• **PROBLEM TO SOLVE**:
All lines with the word "Administración" in the material below are required.

• **EXCERPTED RECORDS**:

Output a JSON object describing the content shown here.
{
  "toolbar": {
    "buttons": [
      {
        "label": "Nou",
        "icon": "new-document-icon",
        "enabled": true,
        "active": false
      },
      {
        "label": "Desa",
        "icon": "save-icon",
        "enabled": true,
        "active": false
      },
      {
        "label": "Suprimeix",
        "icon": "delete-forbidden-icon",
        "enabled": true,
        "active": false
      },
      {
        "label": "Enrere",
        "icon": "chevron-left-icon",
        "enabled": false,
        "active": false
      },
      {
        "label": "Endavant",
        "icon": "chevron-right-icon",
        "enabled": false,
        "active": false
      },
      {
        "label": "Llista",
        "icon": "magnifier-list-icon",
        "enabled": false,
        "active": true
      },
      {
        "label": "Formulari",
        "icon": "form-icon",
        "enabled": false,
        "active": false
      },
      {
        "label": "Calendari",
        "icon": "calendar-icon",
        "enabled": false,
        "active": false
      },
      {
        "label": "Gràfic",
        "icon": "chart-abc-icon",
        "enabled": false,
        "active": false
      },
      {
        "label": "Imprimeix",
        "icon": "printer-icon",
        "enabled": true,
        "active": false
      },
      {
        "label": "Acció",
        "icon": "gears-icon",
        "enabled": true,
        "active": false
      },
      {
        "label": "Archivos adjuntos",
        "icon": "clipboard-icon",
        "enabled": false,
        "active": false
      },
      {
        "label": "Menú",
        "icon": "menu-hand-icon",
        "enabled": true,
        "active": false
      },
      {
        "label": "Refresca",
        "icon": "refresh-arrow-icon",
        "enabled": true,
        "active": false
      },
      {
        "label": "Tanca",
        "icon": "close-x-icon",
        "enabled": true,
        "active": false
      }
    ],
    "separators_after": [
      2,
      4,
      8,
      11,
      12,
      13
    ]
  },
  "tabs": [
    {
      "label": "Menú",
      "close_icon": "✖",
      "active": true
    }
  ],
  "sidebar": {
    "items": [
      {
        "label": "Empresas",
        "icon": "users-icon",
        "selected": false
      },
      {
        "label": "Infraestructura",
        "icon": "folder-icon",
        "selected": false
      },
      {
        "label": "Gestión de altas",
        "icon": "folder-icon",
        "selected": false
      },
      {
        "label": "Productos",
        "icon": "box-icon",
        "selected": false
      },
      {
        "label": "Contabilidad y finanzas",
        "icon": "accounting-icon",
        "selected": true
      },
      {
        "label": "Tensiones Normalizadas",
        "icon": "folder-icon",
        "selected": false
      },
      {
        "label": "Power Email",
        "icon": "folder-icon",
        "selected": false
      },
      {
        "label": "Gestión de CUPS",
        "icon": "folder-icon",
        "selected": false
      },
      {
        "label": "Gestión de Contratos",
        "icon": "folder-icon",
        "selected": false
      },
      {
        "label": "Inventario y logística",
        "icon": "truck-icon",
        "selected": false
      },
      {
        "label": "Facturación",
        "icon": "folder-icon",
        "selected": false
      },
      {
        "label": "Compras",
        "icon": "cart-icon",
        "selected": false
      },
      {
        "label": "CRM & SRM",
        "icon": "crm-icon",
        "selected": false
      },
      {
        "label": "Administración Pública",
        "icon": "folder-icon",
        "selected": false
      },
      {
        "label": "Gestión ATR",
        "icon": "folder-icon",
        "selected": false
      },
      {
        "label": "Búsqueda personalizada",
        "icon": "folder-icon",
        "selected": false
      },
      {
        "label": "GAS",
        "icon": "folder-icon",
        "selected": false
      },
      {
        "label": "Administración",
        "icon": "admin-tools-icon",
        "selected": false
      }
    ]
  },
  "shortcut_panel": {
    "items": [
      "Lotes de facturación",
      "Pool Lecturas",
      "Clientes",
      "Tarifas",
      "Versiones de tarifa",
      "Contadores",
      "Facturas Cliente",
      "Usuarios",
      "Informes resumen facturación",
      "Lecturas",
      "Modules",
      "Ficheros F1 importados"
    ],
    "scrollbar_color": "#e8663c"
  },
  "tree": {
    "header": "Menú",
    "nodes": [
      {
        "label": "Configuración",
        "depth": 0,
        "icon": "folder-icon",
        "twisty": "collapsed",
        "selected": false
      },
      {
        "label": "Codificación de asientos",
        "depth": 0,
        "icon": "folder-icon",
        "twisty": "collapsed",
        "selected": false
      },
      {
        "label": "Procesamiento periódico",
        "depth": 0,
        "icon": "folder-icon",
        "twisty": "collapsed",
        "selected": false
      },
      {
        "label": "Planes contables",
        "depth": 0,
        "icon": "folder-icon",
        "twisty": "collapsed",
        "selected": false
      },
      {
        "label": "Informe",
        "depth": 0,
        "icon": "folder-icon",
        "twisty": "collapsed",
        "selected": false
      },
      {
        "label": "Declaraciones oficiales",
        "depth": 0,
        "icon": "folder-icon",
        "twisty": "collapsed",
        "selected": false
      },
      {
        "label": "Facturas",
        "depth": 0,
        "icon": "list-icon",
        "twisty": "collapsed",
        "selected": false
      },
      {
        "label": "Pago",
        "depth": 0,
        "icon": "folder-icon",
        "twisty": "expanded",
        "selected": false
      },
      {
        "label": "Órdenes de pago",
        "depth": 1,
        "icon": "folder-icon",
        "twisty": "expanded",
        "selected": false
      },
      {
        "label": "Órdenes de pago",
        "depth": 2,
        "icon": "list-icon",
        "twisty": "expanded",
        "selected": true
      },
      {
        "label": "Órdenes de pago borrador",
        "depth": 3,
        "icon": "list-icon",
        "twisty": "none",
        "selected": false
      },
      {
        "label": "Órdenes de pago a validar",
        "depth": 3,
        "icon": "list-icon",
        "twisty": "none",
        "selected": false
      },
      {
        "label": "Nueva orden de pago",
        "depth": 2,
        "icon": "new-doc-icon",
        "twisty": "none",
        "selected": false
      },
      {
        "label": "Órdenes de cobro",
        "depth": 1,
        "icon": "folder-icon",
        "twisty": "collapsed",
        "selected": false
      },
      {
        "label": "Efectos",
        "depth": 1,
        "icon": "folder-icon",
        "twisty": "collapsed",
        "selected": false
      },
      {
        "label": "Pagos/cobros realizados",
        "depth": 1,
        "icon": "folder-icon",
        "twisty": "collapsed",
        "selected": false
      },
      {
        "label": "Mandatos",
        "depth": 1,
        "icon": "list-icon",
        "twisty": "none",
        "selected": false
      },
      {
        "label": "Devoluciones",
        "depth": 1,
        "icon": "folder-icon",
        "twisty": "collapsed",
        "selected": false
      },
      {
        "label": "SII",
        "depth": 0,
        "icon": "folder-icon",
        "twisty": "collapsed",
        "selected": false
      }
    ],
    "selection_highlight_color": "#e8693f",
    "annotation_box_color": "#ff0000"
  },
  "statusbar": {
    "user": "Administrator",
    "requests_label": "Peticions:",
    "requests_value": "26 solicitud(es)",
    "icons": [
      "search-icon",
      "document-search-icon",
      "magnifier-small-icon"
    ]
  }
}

• **EXPECTED ANSWER**:
        "label": "Administración Pública",
        "label": "Administración",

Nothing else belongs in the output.